Summer Camp is Almost Here: Preparation Tips for Campers (and Parents!)

4-Hers still enjoy swimming and kayaking in the Choctawhatchee Bay.  Photo provided by Jackson County 4-H.

4-Hers still enjoy swimming and kayaking in the Choctawhatchee Bay. Photo provided by Jackson County 4-H.

Summer is here, and for most 4-H families, that means camp is on the horizon. If this will be your child’s first summer camp experience, you and your child both may have some camp anxieties.  But never fear!  Here are some simple steps you can take to prepare your camper (and yourself) for camp:

Preparing Campers:
• Plan several sleep overs before the week of camp arrives. Resist the urge to pack their bags for them or to check on them while there. If they have a cell phone, have them leave it at home. This is a good way to practice not having direct or constant contact.
• Encourage them to write a letter to someone (maybe you) while at camp. You will be so excited when you receive a letter from camp! Be sure to include envelopes, addresses, stamps, paper, and a pen in their luggage.
Gear up physically. If you have purchased new tennis shoes, break them in with a few long walks, so the blisters don’t have to happen at camp.
• Especially for teenagers, have them take a mini-vacation from their electronic devices. A couple of hours or a weekend.
• Have them write a statement for their social media pages. “Peace out Facebook, I will be at camp for the next week. Check in with you when I get back.” Or something similar.
• Have them write down their goals for camp. So they can mentally prepare themselves for what they hope to do and see.
• Make a homesick plan:
1. Homesickness isn’t entirely bad. It’s great to love your home. It’s sometimes part of the process, and it’s a confidence booster when a camper gets through it.
2. Make a happy place plan and write it down. This is an amazing opportunity to learn a life skill. Today’s youth go to technology to escape, and studies show this increases their stress. Some ideas might be: taking 10 deep breaths, traveling to a happy place in your mind, packing a certain stuffed animal, or tossing a football. They are capable of this independence.
 3. Your plan should NOT be, “Give it a couple of days and if you don’t like it, we will come get you.” This will set them up to give it a couple of days and knock the confidence right out of them.
4. Let your camper know what to expect with correspondence. You don’t need to write every day, but let them know what to expect.
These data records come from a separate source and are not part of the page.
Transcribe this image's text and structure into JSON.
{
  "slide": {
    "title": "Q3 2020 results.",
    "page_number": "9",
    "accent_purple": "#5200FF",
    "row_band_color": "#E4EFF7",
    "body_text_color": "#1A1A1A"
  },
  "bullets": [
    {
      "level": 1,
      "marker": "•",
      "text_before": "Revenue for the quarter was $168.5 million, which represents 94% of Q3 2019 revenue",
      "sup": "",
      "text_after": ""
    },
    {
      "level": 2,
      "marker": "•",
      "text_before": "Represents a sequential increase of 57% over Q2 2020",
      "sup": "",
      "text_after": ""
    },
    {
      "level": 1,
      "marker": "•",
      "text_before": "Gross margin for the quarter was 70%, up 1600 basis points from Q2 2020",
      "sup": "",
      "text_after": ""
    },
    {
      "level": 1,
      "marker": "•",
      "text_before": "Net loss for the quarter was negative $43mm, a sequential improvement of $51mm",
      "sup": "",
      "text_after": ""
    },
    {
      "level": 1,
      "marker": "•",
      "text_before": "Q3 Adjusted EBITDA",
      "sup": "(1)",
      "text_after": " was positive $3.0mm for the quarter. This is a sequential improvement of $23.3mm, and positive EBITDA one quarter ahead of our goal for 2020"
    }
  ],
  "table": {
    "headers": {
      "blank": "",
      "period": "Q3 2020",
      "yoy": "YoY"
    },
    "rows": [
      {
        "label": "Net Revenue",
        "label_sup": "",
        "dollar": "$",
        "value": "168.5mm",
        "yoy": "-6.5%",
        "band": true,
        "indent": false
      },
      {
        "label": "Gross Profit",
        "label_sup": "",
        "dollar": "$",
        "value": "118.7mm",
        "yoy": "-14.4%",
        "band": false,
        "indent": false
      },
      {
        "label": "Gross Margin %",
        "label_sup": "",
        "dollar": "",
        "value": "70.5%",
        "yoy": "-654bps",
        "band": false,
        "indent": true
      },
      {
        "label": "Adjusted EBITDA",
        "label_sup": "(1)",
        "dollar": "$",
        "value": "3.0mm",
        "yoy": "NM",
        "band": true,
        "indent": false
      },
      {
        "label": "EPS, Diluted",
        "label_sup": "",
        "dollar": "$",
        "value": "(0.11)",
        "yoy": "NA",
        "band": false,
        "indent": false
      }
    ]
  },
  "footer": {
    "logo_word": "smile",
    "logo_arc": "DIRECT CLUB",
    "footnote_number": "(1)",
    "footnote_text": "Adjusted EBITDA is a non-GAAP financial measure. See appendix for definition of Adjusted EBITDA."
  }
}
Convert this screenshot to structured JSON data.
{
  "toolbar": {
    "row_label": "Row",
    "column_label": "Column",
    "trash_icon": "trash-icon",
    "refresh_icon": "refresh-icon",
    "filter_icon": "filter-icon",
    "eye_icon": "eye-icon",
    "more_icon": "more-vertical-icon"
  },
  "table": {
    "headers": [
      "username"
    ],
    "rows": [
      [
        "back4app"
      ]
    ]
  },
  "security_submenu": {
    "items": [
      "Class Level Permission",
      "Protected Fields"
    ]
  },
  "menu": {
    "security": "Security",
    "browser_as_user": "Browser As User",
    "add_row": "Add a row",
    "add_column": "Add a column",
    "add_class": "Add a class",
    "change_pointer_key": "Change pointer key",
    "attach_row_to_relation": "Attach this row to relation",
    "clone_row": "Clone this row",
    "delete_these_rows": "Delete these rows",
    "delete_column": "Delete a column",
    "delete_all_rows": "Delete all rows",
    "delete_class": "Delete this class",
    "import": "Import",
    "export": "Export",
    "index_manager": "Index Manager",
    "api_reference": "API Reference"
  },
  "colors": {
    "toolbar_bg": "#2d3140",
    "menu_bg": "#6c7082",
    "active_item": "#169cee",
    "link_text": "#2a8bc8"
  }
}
Parents:
You are giving your child an incredible gift. I cannot promise you that they will not lose some socks, that they will love every meal or activity, or that they will adore every counselor. But you are preparing them for college and beyond; you are giving them the freedom to gain confidence, independence, and leadership skills; and you are instilling in them that they can do it.
What do YOU want to do during their time at camp? Plan a vacation for a later time, time to organize, time to have one-on-one time with your other children, or some “date nights” with your spouse or friends.
If you have apprehensions, work to resolve them. If you are worried that your camper is not going to know anyone, set up a pre-camp get-together. If you are worried about your camper’s medical needs, become friendly with the camp staff. If you are anxious about their food allergies, talk to the camp’s director. Make a camper-sick plan for yourself. Make sure there is only excitement and optimism coming from you, and share your anxiety with another adult.
Pack self-addressed envelopes in their luggage.
• Whether they are flying or driving, refrain from crying your eyes out until they cannot see you. Take a deep breath, trust, and remind yourself that you are giving them an awesome gift.

And, what is this gift everyone is talking about? At camp, they will be part of a community all their own. They will become emotionally attached to handmade rope bracelets on their wrist, and have a song for any occasion on cue, and maybe even forget they need to shower, and think sunscreen is just a normal daily moisturizing technique. They will learn to do things on their own, and they’ll learn to rely on others. They will learn how to survive on their own for a week or two, and they’ll learn how to help each other through it.

They may even grow up on summers away from TV, and forget Facebook exists. They will relish in the joy of sleeping in cabins, swatting mosquitoes at campfire, and swimming every day. They will savor the feeling of pushing water behind them with a paddle and the whoosh of air behind the tail of an arrow as they fire. They’ll forget about appearances, relish tan lines, and recognize the beauty of a smile over anything else.

So send your kids to camp. Send them so they’ll learn to set tables and make beds and wake early. Send them so they’ll know how to be a leader, paddle a kayak, weave a bracelet, and sing as loud as they can. Send your kids to camp so they’ll learn to love themselves and learn to love others. Send your kids to camp because they’ll realize who they are, or who they want to be. And, prepare yourselves for a year of camp stories, and for a flurry of songs. Prepare to learn names of kids you’ve never met. And for your kids to have a need for sunshine, a need for campfires, and companionship. They will be forever grateful for your awesome gift of summer camp.

Source:
American Camping Association, Inc. (http://www.acacamps.org)